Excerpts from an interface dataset
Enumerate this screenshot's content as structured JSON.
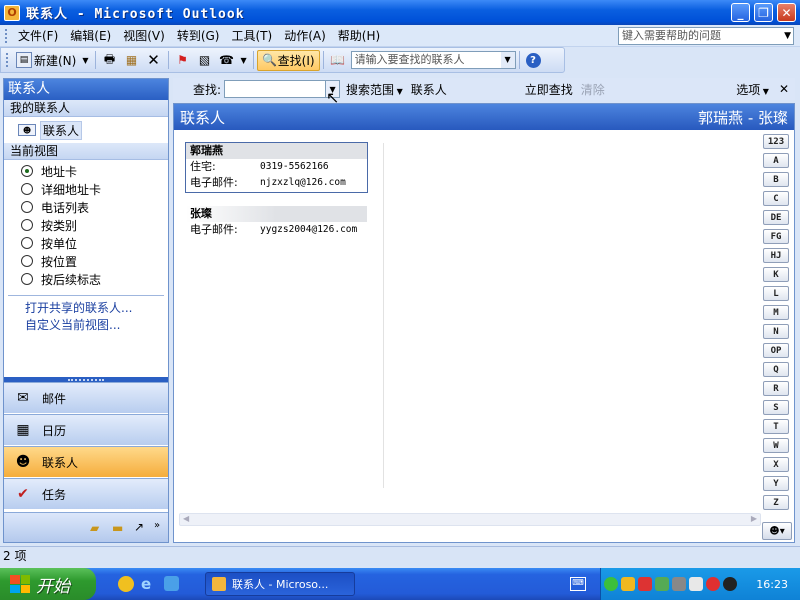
{
  "window": {
    "title": "联系人 - Microsoft Outlook"
  },
  "menu": {
    "items": [
      "文件(F)",
      "编辑(E)",
      "视图(V)",
      "转到(G)",
      "工具(T)",
      "动作(A)",
      "帮助(H)"
    ],
    "help_placeholder": "键入需要帮助的问题"
  },
  "toolbar": {
    "new_label": "新建(N)",
    "find_label": "查找(I)",
    "address_search_placeholder": "请输入要查找的联系人"
  },
  "nav": {
    "header": "联系人",
    "my_contacts_title": "我的联系人",
    "my_contacts_item": "联系人",
    "current_view_title": "当前视图",
    "views": [
      "地址卡",
      "详细地址卡",
      "电话列表",
      "按类别",
      "按单位",
      "按位置",
      "按后续标志"
    ],
    "selected_view": "地址卡",
    "links": [
      "打开共享的联系人...",
      "自定义当前视图..."
    ],
    "buttons": [
      "邮件",
      "日历",
      "联系人",
      "任务"
    ],
    "selected_button": "联系人"
  },
  "findbar": {
    "label": "查找:",
    "search_value": "",
    "scope_label": "搜索范围",
    "scope_value": "联系人",
    "find_now": "立即查找",
    "clear": "清除",
    "options": "选项"
  },
  "contacts": {
    "header_title": "联系人",
    "range": "郭瑞燕 - 张璨",
    "cards": [
      {
        "name": "郭瑞燕",
        "fields": [
          {
            "label": "住宅:",
            "value": "0319-5562166"
          },
          {
            "label": "电子邮件:",
            "value": "njzxzlq@126.com"
          }
        ]
      },
      {
        "name": "张璨",
        "fields": [
          {
            "label": "电子邮件:",
            "value": "yygzs2004@126.com"
          }
        ]
      }
    ],
    "alphabet": [
      "123",
      "A",
      "B",
      "C",
      "DE",
      "FG",
      "HJ",
      "K",
      "L",
      "M",
      "N",
      "OP",
      "Q",
      "R",
      "S",
      "T",
      "W",
      "X",
      "Y",
      "Z"
    ]
  },
  "status": {
    "count": "2 项"
  },
  "taskbar": {
    "start_label": "开始",
    "app_button": "联系人 - Microso...",
    "clock": "16:23"
  }
}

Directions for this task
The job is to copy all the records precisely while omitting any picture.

Solution to this task
Enumerate this screenshot's content as structured JSON.
{
  "window": {
    "title": "联系人 - Microsoft Outlook"
  },
  "menu": {
    "items": [
      "文件(F)",
      "编辑(E)",
      "视图(V)",
      "转到(G)",
      "工具(T)",
      "动作(A)",
      "帮助(H)"
    ],
    "help_placeholder": "键入需要帮助的问题"
  },
  "toolbar": {
    "new_label": "新建(N)",
    "find_label": "查找(I)",
    "address_search_placeholder": "请输入要查找的联系人"
  },
  "nav": {
    "header": "联系人",
    "my_contacts_title": "我的联系人",
    "my_contacts_item": "联系人",
    "current_view_title": "当前视图",
    "views": [
      "地址卡",
      "详细地址卡",
      "电话列表",
      "按类别",
      "按单位",
      "按位置",
      "按后续标志"
    ],
    "selected_view": "地址卡",
    "links": [
      "打开共享的联系人...",
      "自定义当前视图..."
    ],
    "buttons": [
      "邮件",
      "日历",
      "联系人",
      "任务"
    ],
    "selected_button": "联系人"
  },
  "findbar": {
    "label": "查找:",
    "search_value": "",
    "scope_label": "搜索范围",
    "scope_value": "联系人",
    "find_now": "立即查找",
    "clear": "清除",
    "options": "选项"
  },
  "contacts": {
    "header_title": "联系人",
    "range": "郭瑞燕 - 张璨",
    "cards": [
      {
        "name": "郭瑞燕",
        "fields": [
          {
            "label": "住宅:",
            "value": "0319-5562166"
          },
          {
            "label": "电子邮件:",
            "value": "njzxzlq@126.com"
          }
        ]
      },
      {
        "name": "张璨",
        "fields": [
          {
            "label": "电子邮件:",
            "value": "yygzs2004@126.com"
          }
        ]
      }
    ],
    "alphabet": [
      "123",
      "A",
      "B",
      "C",
      "DE",
      "FG",
      "HJ",
      "K",
      "L",
      "M",
      "N",
      "OP",
      "Q",
      "R",
      "S",
      "T",
      "W",
      "X",
      "Y",
      "Z"
    ]
  },
  "status": {
    "count": "2 项"
  },
  "taskbar": {
    "start_label": "开始",
    "app_button": "联系人 - Microso...",
    "clock": "16:23"
  }
}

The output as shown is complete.